Increasing temperature and thermal variability generate profound selection on populations. Given the fast rate of environmental change, understanding the role of plasticity and genetic adaptation in response to increasing temperatures is critical. This may be especially true for thermal effects on reproductive traits in which thermal fertility limits at high temperatures may be lower than for survival traits. Consequences of changing environments during development on adult phenotypes may be particularly problematic for core traits such as reproduction that begin early in development. Here we examine the consequences of developmental thermal plasticity on subsequent adult reproductive traits and its genetic basis.
We used a panel of Drosophila melanogaster (the Drosophila Genetic Reference Panel; DGRP) in which male fertility performance was previously defined as either showing relatively little (status = ‘high’-performing lines) or substantial (‘low’-performing lines) decline when exposed to increasing developmental temperatures. We used a thermal reaction norm approach to quantify variation in the consequences of developmental thermal plasticity on multiple adult reproductive traits, including sex-specific responses, and to identify candidate genes underlying such variation.
Developmental thermal stress impacted the means and thermal reaction norms of all reproductive traits except offspring sex ratio. Mating success declined as temperature increased with no difference between high and low lines, whereas increasing temperature resulted in declines for both male and female fertility and productivity but depended on line status. Fertility and offspring number were positively correlated within and between the sexes across lines, but males were more affected than females.
We identified 933 SNPs with significant evolved genetic differentiation between high and low lines. In all, 54 of these lie within genomic windows of overall high differentiation, have significant effects of genotype on the male thermal reaction norm for productivity and are associated with 16 genes enriched for phenotypes affecting reproduction, stress responses and autophagy in Drosophila and other organisms.

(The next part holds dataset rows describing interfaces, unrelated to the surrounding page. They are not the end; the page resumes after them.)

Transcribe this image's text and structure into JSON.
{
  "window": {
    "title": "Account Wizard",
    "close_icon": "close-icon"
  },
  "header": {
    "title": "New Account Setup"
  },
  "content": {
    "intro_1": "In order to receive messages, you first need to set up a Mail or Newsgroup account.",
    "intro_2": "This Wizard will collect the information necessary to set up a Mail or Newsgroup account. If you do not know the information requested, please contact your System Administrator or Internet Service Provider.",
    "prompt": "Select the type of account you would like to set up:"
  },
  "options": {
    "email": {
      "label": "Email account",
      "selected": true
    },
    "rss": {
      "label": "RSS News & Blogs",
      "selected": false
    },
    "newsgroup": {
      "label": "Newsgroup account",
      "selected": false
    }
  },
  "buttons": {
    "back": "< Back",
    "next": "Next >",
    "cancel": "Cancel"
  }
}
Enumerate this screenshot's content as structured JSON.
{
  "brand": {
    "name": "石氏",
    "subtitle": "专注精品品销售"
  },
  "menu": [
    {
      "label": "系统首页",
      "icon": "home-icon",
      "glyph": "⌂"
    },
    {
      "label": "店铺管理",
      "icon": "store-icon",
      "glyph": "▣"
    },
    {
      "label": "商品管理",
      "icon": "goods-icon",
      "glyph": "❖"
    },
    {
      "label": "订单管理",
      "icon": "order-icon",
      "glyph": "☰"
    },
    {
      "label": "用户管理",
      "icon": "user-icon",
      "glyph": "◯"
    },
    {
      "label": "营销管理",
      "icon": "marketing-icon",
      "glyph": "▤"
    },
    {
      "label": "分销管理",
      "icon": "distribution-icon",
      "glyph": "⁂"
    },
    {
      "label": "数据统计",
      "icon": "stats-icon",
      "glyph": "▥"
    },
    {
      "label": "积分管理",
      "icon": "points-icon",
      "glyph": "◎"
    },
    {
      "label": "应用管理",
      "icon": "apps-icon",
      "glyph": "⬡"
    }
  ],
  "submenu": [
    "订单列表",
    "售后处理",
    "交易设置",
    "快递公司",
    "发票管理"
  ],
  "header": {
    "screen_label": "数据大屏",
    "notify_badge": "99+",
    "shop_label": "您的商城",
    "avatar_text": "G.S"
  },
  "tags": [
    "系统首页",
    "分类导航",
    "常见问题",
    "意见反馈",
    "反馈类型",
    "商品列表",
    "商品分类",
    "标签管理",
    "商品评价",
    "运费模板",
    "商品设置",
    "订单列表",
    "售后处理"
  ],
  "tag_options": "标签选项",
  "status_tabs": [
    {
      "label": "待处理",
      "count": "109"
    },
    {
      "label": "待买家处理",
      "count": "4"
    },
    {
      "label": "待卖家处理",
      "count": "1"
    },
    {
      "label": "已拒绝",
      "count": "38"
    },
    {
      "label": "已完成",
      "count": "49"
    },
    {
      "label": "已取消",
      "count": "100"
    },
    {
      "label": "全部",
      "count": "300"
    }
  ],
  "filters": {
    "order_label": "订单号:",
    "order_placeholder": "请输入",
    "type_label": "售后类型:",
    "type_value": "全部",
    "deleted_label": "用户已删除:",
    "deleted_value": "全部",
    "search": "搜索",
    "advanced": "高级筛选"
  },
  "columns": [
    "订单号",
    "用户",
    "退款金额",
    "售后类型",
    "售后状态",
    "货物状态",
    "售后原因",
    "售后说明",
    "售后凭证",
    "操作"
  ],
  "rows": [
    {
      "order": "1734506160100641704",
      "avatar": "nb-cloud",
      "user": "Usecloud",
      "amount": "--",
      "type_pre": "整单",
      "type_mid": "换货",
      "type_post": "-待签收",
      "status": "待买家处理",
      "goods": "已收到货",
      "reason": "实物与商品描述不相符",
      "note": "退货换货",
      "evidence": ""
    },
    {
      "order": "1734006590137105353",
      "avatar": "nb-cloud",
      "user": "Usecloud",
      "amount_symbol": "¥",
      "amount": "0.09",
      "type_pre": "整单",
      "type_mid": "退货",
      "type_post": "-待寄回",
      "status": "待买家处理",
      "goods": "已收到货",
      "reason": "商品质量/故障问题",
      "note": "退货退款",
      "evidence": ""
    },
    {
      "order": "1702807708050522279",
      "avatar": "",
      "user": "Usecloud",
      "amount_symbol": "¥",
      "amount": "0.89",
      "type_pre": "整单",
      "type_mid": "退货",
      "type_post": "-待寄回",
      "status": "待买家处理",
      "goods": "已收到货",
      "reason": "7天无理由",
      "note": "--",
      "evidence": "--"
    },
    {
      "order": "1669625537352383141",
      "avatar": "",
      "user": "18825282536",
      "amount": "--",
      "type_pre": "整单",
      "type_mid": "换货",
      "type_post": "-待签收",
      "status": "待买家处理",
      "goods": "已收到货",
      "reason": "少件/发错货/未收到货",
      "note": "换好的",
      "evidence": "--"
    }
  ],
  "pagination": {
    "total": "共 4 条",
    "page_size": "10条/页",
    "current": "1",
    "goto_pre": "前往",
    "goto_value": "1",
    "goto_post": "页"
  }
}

Our results illustrate considerable plasticity in male thermal limits on several reproductive traits following development at high temperature, and we identify differentiated loci with relevant phenotypic effects that may contribute to this population variation. While our work is on a single population, phenotypic results align with an increasing number of studies demonstrating the potential for stronger selection of thermal stress on reproductive traits, particularly in males. Such large fitness costs may have both short- and long-term consequences for the evolution of populations in response to a warming world.